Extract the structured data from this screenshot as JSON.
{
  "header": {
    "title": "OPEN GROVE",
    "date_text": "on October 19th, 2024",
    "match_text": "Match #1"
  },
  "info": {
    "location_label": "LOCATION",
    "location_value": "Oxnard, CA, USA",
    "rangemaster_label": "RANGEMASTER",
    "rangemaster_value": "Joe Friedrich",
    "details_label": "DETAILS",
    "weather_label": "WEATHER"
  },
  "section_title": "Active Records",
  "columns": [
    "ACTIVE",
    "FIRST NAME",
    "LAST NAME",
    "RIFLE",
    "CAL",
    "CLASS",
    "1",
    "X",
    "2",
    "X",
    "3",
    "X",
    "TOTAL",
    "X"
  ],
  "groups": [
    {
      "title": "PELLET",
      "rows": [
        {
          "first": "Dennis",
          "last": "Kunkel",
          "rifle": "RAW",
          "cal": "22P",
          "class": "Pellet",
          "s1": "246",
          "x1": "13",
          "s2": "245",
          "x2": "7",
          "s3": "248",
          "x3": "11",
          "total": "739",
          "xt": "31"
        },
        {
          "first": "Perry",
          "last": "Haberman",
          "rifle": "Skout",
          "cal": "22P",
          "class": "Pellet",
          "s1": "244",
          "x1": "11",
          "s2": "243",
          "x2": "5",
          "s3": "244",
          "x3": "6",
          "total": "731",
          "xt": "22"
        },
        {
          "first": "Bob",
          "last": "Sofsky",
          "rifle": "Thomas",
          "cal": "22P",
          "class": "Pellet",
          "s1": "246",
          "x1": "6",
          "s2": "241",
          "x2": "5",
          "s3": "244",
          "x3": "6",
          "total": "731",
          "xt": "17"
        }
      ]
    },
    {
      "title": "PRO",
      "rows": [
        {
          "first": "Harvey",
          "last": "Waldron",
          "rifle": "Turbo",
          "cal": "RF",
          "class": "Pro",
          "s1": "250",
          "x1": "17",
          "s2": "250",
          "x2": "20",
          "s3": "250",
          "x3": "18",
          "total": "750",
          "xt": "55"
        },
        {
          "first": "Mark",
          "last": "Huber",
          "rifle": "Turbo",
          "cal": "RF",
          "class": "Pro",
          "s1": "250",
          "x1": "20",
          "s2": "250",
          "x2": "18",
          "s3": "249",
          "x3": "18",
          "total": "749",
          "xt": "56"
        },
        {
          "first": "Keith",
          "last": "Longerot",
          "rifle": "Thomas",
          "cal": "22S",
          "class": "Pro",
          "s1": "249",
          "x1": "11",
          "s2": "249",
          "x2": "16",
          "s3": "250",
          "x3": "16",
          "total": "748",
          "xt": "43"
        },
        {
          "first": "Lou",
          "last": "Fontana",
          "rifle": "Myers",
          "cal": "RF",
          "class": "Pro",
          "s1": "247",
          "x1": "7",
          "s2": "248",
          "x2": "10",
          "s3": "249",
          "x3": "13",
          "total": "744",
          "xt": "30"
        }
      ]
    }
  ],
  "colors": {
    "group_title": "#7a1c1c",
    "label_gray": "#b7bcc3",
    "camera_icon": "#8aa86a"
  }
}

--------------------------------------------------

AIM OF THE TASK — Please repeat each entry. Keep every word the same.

ANSWER BOX —
Extract the structured data from this screenshot as JSON.
{
  "header": {
    "title": "OPEN GROVE",
    "date_text": "on October 19th, 2024",
    "match_text": "Match #1"
  },
  "info": {
    "location_label": "LOCATION",
    "location_value": "Oxnard, CA, USA",
    "rangemaster_label": "RANGEMASTER",
    "rangemaster_value": "Joe Friedrich",
    "details_label": "DETAILS",
    "weather_label": "WEATHER"
  },
  "section_title": "Active Records",
  "columns": [
    "ACTIVE",
    "FIRST NAME",
    "LAST NAME",
    "RIFLE",
    "CAL",
    "CLASS",
    "1",
    "X",
    "2",
    "X",
    "3",
    "X",
    "TOTAL",
    "X"
  ],
  "groups": [
    {
      "title": "PELLET",
      "rows": [
        {
          "first": "Dennis",
          "last": "Kunkel",
          "rifle": "RAW",
          "cal": "22P",
          "class": "Pellet",
          "s1": "246",
          "x1": "13",
          "s2": "245",
          "x2": "7",
          "s3": "248",
          "x3": "11",
          "total": "739",
          "xt": "31"
        },
        {
          "first": "Perry",
          "last": "Haberman",
          "rifle": "Skout",
          "cal": "22P",
          "class": "Pellet",
          "s1": "244",
          "x1": "11",
          "s2": "243",
          "x2": "5",
          "s3": "244",
          "x3": "6",
          "total": "731",
          "xt": "22"
        },
        {
          "first": "Bob",
          "last": "Sofsky",
          "rifle": "Thomas",
          "cal": "22P",
          "class": "Pellet",
          "s1": "246",
          "x1": "6",
          "s2": "241",
          "x2": "5",
          "s3": "244",
          "x3": "6",
          "total": "731",
          "xt": "17"
        }
      ]
    },
    {
      "title": "PRO",
      "rows": [
        {
          "first": "Harvey",
          "last": "Waldron",
          "rifle": "Turbo",
          "cal": "RF",
          "class": "Pro",
          "s1": "250",
          "x1": "17",
          "s2": "250",
          "x2": "20",
          "s3": "250",
          "x3": "18",
          "total": "750",
          "xt": "55"
        },
        {
          "first": "Mark",
          "last": "Huber",
          "rifle": "Turbo",
          "cal": "RF",
          "class": "Pro",
          "s1": "250",
          "x1": "20",
          "s2": "250",
          "x2": "18",
          "s3": "249",
          "x3": "18",
          "total": "749",
          "xt": "56"
        },
        {
          "first": "Keith",
          "last": "Longerot",
          "rifle": "Thomas",
          "cal": "22S",
          "class": "Pro",
          "s1": "249",
          "x1": "11",
          "s2": "249",
          "x2": "16",
          "s3": "250",
          "x3": "16",
          "total": "748",
          "xt": "43"
        },
        {
          "first": "Lou",
          "last": "Fontana",
          "rifle": "Myers",
          "cal": "RF",
          "class": "Pro",
          "s1": "247",
          "x1": "7",
          "s2": "248",
          "x2": "10",
          "s3": "249",
          "x3": "13",
          "total": "744",
          "xt": "30"
        }
      ]
    }
  ],
  "colors": {
    "group_title": "#7a1c1c",
    "label_gray": "#b7bcc3",
    "camera_icon": "#8aa86a"
  }
}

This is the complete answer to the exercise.